High Blood Pressure: A Side Effect of Drugs, Poisons, and Food

Author Affiliations

From the Department of Internal Medicine, Section on Hypertensive Diseases, Ochsner Clinic and Alton Ochsner Medical Foundation, New Orleans, La (Dr Messerli); and Hypertension Unit, The Chaim Sheba Medical Center, Tel-Hashomer, Israel (Dr Grossman).

Arch Intern Med. 1995;155(5):450-460. doi:10.1001/archinte.1995.00430050022003

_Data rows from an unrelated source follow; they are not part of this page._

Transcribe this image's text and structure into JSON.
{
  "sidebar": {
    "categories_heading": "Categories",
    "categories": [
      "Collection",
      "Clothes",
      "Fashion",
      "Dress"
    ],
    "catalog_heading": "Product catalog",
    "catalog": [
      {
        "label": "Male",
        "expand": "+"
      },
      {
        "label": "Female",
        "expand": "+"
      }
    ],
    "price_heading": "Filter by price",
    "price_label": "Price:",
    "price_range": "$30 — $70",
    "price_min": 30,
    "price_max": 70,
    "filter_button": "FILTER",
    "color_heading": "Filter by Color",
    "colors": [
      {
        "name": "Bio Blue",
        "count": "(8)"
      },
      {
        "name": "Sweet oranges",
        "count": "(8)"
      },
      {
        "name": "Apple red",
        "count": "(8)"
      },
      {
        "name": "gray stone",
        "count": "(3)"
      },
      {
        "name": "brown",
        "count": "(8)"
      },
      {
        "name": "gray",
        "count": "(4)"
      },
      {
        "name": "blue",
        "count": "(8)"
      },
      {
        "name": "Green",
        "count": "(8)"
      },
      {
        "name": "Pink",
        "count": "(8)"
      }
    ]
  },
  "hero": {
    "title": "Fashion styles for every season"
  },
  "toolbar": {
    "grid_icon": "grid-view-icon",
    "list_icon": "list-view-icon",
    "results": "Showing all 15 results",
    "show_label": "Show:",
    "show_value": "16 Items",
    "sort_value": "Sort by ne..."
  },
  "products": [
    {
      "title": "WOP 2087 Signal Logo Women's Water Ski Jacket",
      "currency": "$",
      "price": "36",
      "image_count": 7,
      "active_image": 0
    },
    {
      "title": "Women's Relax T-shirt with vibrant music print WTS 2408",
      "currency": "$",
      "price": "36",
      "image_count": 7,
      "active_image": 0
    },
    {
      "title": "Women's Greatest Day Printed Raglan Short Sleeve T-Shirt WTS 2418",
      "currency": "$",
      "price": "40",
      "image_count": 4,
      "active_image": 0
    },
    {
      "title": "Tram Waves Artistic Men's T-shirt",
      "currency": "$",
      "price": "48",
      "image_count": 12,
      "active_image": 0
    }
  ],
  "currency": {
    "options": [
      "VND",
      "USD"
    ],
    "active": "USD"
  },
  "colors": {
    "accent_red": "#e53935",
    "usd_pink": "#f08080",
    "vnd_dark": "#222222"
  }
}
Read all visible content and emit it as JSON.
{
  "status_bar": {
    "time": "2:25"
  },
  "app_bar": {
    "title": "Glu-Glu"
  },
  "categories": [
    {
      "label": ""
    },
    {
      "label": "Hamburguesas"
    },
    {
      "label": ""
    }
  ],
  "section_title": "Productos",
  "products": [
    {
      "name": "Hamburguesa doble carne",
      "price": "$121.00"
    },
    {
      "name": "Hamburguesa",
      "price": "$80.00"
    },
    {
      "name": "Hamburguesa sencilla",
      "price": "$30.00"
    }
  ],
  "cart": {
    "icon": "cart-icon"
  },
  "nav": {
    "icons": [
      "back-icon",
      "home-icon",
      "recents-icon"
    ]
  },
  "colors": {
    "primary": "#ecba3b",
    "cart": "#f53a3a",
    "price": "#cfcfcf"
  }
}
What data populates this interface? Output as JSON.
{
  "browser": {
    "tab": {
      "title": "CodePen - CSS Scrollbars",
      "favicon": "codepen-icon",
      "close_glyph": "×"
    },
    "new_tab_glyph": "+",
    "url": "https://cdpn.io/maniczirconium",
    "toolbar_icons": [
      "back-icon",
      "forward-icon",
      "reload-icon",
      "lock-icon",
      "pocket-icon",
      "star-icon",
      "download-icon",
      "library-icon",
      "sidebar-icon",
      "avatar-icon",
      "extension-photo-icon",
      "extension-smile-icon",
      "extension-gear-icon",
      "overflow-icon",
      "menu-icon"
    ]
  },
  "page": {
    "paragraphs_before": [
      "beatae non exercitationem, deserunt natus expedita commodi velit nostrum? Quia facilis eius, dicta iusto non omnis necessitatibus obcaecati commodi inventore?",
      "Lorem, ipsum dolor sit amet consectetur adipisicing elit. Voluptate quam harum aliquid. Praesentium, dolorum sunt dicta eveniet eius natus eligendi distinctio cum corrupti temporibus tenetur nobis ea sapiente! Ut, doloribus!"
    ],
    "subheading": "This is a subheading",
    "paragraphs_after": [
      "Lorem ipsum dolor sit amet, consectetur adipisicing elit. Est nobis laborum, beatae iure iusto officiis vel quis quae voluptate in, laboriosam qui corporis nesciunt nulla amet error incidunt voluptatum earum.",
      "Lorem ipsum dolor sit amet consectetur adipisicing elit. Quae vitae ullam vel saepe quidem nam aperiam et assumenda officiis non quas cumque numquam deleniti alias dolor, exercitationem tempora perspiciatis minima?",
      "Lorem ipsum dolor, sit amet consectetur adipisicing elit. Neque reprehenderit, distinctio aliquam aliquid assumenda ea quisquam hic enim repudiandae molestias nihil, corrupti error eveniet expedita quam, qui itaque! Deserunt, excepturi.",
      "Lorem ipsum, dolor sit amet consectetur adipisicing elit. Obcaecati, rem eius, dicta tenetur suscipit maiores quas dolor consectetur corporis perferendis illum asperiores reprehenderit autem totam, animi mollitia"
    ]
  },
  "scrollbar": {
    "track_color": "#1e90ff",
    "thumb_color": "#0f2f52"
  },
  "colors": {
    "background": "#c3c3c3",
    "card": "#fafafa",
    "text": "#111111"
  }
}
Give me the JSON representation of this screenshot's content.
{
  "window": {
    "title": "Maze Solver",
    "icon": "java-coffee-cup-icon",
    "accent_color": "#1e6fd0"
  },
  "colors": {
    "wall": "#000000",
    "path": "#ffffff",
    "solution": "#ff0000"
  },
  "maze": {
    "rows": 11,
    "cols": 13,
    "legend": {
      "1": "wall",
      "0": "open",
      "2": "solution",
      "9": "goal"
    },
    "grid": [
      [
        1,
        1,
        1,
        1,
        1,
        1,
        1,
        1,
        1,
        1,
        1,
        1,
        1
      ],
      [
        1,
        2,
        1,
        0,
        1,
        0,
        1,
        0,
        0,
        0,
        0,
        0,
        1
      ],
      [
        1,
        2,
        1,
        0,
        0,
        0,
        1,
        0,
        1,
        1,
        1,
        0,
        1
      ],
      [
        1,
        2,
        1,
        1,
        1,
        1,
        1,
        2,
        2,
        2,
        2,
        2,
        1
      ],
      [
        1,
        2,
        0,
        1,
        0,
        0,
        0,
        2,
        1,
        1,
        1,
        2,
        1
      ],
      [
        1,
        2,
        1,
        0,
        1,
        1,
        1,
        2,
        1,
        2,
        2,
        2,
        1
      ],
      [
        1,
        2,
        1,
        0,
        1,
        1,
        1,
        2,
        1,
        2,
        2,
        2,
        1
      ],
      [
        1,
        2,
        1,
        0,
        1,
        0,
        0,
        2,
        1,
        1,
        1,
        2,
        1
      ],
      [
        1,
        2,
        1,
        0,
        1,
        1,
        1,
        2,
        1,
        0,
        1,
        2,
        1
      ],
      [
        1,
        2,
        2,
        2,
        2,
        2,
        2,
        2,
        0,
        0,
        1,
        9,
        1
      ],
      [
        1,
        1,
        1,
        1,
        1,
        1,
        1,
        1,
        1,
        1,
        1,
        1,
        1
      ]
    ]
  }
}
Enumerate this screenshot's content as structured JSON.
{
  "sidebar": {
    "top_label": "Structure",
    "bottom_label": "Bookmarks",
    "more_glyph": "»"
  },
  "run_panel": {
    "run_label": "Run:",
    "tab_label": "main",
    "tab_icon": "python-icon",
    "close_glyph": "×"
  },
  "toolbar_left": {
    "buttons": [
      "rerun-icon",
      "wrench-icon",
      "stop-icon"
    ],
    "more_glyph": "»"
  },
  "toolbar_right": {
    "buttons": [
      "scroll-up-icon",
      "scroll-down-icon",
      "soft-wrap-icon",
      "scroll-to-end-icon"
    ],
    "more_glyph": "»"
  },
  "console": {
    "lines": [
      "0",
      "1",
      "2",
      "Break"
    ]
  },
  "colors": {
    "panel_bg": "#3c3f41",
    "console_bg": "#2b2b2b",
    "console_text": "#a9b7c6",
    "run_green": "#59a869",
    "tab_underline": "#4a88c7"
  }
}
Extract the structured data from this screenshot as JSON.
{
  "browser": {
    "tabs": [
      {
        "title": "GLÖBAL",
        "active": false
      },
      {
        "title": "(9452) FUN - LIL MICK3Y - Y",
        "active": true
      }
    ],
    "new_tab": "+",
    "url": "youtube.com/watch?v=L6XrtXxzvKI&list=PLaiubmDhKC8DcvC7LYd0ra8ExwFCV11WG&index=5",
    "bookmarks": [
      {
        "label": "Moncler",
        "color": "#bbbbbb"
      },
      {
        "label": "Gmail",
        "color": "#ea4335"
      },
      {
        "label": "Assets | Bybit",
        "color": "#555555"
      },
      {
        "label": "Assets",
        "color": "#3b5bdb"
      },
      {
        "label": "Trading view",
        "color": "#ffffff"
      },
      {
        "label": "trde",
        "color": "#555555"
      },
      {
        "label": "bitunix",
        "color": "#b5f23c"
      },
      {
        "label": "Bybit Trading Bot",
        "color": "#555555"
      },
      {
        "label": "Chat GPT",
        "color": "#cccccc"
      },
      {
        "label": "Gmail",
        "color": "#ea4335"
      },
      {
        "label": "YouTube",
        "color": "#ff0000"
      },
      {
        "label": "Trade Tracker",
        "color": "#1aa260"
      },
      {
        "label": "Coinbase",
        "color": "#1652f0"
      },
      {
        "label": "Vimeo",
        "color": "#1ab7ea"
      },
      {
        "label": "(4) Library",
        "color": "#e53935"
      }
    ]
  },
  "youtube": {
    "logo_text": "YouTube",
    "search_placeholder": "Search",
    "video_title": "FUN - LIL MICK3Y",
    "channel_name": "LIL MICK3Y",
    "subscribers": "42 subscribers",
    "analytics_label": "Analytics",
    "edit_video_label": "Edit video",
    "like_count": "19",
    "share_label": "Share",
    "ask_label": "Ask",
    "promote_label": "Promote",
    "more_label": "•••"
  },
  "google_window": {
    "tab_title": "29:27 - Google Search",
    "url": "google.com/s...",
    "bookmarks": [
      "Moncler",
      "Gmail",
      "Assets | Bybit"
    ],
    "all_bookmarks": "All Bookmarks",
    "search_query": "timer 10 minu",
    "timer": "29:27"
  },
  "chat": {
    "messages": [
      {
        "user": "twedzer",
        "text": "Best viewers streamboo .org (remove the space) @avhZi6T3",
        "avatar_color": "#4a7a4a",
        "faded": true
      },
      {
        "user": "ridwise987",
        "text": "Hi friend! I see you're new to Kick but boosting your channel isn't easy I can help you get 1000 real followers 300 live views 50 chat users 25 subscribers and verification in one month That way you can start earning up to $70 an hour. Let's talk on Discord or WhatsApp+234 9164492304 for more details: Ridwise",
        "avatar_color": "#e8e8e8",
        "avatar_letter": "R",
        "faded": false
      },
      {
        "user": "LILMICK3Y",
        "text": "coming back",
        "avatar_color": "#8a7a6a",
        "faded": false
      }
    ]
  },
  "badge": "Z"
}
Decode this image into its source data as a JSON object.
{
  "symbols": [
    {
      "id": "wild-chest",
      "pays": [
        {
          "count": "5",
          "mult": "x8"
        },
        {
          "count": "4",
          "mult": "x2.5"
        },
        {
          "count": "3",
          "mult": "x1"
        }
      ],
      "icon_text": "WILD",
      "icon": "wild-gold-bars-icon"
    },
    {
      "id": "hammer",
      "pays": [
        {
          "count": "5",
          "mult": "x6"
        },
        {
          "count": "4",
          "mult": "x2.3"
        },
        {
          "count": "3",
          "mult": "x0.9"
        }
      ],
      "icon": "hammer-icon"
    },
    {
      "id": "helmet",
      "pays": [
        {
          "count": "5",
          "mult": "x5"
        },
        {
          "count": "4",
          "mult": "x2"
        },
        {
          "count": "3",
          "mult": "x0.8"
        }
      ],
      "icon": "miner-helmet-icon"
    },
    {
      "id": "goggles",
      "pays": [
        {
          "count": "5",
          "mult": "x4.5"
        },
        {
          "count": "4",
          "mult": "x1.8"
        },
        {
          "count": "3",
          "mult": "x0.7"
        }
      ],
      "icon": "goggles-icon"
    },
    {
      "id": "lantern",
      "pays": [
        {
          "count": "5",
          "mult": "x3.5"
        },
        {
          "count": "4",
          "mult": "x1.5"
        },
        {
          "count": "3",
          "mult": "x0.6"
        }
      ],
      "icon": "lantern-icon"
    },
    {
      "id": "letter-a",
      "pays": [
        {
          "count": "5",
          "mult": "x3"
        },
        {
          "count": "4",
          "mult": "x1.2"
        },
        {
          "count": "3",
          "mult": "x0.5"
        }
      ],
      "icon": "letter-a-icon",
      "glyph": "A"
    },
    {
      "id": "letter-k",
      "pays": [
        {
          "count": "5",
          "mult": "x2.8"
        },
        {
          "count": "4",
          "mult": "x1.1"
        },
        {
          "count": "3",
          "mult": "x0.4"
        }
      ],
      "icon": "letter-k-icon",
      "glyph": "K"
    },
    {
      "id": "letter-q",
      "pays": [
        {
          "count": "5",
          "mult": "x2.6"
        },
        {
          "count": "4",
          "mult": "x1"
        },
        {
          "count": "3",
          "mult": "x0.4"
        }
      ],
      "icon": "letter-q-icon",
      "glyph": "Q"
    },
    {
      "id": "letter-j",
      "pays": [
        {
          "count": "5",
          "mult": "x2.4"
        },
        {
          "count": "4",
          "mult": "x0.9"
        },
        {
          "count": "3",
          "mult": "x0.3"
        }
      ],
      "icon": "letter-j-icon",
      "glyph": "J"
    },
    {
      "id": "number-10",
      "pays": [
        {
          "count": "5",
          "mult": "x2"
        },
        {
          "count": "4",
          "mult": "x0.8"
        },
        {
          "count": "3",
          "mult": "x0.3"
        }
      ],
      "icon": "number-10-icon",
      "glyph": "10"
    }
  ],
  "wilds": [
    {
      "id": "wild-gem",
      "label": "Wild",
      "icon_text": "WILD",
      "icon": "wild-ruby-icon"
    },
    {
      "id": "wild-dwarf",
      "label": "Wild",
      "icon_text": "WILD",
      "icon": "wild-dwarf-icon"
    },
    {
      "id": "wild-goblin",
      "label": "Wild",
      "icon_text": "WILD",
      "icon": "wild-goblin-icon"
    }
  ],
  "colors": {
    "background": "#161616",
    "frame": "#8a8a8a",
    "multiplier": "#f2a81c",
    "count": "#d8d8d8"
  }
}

A variety of therapeutic agents or chemical substances can induce either a transient or a sustained increase in blood pressure. These agents increase arterial pressure by either causing sodium retention and extracellular volume expansion or directly or indirectly activating the sympathetic nervous system. Some agents act directly on arteriolar smooth muscle. For certain agents, the mechanism of pressure elevation is mixed or unknown. Paradoxically, some agents that are used to lower arterial pressure may acutely increase arterial pressure. Also, a rebound increase in pressure may be encountered after discontinuation of certain antihypertensive agents. In general, these chemically induced increases in arterial pressure are small and transient; however, severe hypertension involving encephalopathy, stroke, and irreversible renal failure has been reported. Careful evaluation of a patient's drug regimen may identify chemically induced hypertension and prevent the need for evaluation and therapy. This study reviews the therapeutic agents or chemical substances that elevate blood pressure and their mechanisms of action.

(Arch Intern Med. 1995;155:450-460)